_Problem_
Report each line of the records below that uses the word "changes".

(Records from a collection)
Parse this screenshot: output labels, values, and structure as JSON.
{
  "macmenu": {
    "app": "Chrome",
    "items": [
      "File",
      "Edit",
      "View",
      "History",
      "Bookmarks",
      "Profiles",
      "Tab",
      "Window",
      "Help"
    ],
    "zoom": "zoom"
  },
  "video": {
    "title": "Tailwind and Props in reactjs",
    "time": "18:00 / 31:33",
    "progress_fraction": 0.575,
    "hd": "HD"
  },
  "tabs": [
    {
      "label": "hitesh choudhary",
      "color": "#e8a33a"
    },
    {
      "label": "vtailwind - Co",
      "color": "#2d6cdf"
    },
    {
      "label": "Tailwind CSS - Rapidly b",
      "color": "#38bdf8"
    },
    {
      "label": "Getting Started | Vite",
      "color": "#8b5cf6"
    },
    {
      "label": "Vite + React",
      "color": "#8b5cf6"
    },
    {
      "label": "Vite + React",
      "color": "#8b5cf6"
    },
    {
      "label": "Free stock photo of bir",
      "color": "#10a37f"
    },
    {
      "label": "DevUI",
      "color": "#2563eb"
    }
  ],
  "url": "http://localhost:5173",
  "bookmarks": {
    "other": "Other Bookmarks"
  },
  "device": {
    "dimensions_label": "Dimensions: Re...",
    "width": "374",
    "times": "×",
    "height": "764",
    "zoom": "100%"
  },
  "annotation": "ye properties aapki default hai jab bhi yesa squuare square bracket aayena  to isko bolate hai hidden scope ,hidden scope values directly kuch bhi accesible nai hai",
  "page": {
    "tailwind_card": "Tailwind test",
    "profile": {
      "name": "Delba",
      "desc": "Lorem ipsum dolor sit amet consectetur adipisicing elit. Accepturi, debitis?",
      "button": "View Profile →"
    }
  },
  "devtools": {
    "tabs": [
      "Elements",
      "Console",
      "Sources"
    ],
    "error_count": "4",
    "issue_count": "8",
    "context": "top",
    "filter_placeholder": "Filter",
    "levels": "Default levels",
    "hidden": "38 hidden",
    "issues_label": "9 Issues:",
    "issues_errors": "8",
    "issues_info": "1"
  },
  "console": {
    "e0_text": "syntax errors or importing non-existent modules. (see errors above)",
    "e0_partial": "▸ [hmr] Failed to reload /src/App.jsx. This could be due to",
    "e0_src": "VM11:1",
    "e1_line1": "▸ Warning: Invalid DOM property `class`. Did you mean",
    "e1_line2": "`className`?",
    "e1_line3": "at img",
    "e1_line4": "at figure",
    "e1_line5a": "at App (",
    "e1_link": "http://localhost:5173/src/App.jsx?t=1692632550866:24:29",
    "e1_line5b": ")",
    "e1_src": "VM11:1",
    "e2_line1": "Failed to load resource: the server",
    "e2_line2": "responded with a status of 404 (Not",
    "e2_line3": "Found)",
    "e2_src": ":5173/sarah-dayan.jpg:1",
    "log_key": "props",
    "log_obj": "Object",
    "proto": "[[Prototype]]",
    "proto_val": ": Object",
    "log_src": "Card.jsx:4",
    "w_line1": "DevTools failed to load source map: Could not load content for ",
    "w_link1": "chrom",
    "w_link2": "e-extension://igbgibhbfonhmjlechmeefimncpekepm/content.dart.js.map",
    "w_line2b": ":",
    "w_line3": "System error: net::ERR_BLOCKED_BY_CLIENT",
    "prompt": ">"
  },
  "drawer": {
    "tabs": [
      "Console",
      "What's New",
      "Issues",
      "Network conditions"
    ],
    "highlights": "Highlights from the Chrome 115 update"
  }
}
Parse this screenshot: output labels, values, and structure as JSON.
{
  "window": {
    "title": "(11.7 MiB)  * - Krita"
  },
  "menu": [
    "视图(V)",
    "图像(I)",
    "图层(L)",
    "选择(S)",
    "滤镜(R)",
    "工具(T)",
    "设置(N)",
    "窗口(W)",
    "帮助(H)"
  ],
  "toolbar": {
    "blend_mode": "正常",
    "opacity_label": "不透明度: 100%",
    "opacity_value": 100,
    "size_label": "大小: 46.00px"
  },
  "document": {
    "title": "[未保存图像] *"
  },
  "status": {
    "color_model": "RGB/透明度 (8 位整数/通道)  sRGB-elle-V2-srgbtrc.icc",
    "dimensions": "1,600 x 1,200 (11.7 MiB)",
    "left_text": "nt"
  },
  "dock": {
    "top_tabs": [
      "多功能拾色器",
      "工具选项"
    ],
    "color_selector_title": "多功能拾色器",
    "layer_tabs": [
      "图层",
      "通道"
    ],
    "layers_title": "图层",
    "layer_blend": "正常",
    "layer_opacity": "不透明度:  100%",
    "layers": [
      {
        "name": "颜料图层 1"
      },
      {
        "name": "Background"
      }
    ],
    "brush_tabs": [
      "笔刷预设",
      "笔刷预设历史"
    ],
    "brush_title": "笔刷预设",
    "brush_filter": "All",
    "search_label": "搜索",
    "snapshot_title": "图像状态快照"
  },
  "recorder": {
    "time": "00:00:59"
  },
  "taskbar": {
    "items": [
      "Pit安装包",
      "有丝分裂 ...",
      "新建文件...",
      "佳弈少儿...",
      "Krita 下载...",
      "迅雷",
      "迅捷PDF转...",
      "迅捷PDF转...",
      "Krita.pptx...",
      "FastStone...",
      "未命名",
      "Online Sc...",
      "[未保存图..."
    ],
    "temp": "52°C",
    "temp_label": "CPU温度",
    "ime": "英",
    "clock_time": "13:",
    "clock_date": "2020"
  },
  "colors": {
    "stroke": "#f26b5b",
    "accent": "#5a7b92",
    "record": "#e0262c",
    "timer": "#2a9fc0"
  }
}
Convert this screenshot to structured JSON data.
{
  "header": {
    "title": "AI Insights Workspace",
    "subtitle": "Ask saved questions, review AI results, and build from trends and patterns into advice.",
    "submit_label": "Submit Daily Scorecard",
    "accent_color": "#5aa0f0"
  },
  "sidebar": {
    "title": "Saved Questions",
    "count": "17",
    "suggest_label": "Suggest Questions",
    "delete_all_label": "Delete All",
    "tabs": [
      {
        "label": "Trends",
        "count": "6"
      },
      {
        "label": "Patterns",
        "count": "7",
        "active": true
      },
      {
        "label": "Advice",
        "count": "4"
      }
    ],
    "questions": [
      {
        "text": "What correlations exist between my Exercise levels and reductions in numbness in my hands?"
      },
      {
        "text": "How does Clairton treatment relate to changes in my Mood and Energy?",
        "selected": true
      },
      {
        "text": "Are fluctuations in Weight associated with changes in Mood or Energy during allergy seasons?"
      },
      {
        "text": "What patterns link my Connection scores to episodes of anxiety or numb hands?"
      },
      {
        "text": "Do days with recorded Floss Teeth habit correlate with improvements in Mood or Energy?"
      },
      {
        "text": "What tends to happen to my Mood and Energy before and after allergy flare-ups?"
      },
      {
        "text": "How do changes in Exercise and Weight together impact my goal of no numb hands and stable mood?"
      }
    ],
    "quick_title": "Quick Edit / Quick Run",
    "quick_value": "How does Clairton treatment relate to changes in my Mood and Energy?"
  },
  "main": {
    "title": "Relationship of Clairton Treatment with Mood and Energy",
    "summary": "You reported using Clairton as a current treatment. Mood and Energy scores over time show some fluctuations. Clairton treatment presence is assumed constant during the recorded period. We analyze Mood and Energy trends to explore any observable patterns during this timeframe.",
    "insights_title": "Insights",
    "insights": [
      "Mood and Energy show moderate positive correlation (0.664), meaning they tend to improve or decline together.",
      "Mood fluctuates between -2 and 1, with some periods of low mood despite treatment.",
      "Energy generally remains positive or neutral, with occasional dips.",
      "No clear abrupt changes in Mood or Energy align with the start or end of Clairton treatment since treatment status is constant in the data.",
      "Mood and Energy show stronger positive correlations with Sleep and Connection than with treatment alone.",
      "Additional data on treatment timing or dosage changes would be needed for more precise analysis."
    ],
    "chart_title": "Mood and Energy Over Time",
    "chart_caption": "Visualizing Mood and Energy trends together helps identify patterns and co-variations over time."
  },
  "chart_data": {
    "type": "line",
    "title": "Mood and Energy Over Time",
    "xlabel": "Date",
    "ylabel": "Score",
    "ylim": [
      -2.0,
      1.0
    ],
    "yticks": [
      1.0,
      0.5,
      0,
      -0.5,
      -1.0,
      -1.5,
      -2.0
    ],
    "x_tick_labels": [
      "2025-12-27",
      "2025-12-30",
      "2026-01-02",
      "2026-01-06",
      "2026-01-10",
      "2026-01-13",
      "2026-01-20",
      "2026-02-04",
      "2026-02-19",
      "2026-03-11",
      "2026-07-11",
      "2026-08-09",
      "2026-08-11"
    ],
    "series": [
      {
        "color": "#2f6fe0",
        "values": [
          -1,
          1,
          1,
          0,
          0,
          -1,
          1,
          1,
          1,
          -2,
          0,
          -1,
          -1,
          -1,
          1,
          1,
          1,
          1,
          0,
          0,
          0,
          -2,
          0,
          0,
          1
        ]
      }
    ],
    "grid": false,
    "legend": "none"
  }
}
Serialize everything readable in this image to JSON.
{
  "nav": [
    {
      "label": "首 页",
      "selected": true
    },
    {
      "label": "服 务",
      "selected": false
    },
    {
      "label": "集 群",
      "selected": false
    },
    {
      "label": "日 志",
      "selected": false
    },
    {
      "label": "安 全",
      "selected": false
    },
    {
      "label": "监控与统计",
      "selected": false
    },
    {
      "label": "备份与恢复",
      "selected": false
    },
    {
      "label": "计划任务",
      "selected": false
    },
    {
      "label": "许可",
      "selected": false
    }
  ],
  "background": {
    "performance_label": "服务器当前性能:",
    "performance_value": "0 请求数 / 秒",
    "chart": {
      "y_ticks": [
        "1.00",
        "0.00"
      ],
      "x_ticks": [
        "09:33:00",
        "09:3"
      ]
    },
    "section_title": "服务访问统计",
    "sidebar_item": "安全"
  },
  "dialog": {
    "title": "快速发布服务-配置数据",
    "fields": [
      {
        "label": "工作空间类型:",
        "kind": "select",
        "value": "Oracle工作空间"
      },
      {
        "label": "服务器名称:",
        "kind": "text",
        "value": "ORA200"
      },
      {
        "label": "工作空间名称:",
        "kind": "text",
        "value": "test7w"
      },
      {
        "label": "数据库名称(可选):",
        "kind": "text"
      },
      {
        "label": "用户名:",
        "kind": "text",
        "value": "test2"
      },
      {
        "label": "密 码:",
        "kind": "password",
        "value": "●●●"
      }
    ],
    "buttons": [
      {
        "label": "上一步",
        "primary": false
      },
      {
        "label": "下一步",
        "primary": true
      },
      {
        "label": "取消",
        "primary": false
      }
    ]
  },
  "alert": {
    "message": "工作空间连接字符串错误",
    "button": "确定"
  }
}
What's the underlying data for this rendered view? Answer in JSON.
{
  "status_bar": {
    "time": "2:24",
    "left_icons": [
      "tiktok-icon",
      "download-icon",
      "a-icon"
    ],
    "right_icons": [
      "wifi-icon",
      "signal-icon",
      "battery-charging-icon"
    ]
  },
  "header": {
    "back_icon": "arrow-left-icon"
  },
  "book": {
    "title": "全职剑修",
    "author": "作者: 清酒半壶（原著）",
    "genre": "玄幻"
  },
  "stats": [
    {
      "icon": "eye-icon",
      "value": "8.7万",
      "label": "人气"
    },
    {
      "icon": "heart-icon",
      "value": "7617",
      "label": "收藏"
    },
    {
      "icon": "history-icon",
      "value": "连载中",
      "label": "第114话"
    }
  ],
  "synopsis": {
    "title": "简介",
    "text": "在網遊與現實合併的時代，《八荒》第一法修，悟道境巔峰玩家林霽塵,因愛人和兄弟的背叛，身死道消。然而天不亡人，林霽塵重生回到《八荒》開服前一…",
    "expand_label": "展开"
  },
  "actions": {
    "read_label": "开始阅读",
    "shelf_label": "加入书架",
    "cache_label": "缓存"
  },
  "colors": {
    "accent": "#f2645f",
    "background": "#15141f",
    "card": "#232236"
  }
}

_Solution to this exercise_
        "text": "How does Clairton treatment relate to changes in my Mood and Energy?",
        "text": "Are fluctuations in Weight associated with changes in Mood or Energy during allergy seasons?"
        "text": "How do changes in Exercise and Weight together impact my goal of no numb hands and stable mood?"
    "quick_value": "How does Clairton treatment relate to changes in my Mood and Energy?"
      "No clear abrupt changes in Mood or Energy align with the start or end of Clairton treatment since treatment status is constant in the data.",
      "Additional data on treatment timing or dosage changes would be needed for more precise analysis."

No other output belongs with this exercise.